Try turning off "Spread Spectrum" and disable Cool n Quiet along with any other power saving options. See if it won't follow the correct voltage then. Did you make sure to select "Load Setup Defualts" after updating your BIOS?

Yup, I'm out of ideas. That Brisbane chip shouldn't go over 1.4v at stock speeds and 1.425 is what you would use for a slight overclock. Either your CPU is damaged and reporting the wrong voltage it needs to the motherboard or something is wrong with the motherboard. Can't tell without either another board or CPU to see which one is the problem.
Score
0
July 7, 2011 1:26:20 PM

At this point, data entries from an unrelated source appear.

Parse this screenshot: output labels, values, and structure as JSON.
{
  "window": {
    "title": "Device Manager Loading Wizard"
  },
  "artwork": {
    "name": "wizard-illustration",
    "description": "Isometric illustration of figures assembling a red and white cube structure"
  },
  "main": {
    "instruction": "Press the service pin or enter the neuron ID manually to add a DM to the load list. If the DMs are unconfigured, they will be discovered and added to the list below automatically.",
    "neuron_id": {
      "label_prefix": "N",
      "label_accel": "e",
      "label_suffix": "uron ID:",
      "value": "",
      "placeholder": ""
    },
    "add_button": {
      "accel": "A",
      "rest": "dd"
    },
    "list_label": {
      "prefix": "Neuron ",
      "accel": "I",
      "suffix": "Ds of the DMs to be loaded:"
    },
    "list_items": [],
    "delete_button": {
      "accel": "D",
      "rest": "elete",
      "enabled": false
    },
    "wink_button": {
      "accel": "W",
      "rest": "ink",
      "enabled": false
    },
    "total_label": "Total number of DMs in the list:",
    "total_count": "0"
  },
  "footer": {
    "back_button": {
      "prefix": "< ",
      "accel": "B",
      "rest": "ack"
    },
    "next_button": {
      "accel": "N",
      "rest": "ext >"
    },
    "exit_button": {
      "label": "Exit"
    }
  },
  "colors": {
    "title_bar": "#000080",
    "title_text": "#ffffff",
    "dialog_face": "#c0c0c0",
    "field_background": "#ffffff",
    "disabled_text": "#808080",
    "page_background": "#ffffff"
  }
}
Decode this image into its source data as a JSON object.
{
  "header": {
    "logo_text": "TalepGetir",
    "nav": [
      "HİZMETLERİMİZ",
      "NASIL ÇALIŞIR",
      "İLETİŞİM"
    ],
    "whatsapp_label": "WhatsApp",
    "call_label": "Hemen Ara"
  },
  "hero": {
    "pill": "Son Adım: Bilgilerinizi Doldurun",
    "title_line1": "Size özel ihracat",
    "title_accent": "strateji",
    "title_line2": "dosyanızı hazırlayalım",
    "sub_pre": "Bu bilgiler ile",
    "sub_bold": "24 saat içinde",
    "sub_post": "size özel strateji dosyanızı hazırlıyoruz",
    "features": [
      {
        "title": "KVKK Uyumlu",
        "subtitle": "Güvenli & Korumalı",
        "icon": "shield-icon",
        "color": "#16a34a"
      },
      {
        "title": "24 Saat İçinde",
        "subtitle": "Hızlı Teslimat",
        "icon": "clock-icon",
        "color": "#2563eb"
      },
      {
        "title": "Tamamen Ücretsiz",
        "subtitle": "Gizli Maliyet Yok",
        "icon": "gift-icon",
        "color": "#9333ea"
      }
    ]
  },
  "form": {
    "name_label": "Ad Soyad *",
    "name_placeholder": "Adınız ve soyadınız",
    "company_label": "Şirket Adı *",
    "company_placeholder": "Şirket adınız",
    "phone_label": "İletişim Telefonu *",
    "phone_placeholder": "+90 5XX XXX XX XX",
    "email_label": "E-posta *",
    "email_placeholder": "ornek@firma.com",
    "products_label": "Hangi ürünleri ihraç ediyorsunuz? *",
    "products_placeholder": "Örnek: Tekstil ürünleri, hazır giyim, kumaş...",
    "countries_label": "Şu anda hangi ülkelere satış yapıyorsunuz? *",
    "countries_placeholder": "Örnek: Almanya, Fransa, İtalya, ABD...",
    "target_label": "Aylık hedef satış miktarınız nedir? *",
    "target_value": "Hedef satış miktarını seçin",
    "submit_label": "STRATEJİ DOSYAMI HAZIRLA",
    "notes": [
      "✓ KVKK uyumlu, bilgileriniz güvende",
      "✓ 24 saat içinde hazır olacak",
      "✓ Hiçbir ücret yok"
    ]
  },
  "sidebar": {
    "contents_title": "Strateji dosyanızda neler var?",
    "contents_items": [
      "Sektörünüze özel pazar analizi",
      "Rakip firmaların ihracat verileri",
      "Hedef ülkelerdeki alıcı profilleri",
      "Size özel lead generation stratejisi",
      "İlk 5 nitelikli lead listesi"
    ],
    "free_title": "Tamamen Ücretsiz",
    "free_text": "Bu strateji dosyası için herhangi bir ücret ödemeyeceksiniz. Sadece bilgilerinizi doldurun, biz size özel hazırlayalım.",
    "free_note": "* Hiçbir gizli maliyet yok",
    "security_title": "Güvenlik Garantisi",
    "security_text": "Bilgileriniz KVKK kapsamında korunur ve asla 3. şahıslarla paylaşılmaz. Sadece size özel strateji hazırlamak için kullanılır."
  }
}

megamanx00 - I will try that when I get home after work.

Also, I found this: http://www.tomshardware.com/forum/294553-28-athlon-over...

It's interesting since he has the EXACT same CPU chip and motherboard as me..that his PSU was at fault. All my voltages are in good range though....only thing I can do is try. Do you think if I buy one at a local store, they will let me return it if its not whats causing the problem?
Score
0
July 14, 2011 9:35:24 PM

Best answer selected by apowel34.
Score
0
a c 102 à CPUs
July 14, 2011 11:27:33 PM

Thank you!
Score
0
July 17, 2011 2:19:37 AM

The problem is actually getting worst, My computer has actually shut down a couple of times, I am assuming because of overheating..
Score
0
a b à CPUs
July 17, 2011 10:11:40 AM

This topic has been closed by Mousemonkey
Score
0
!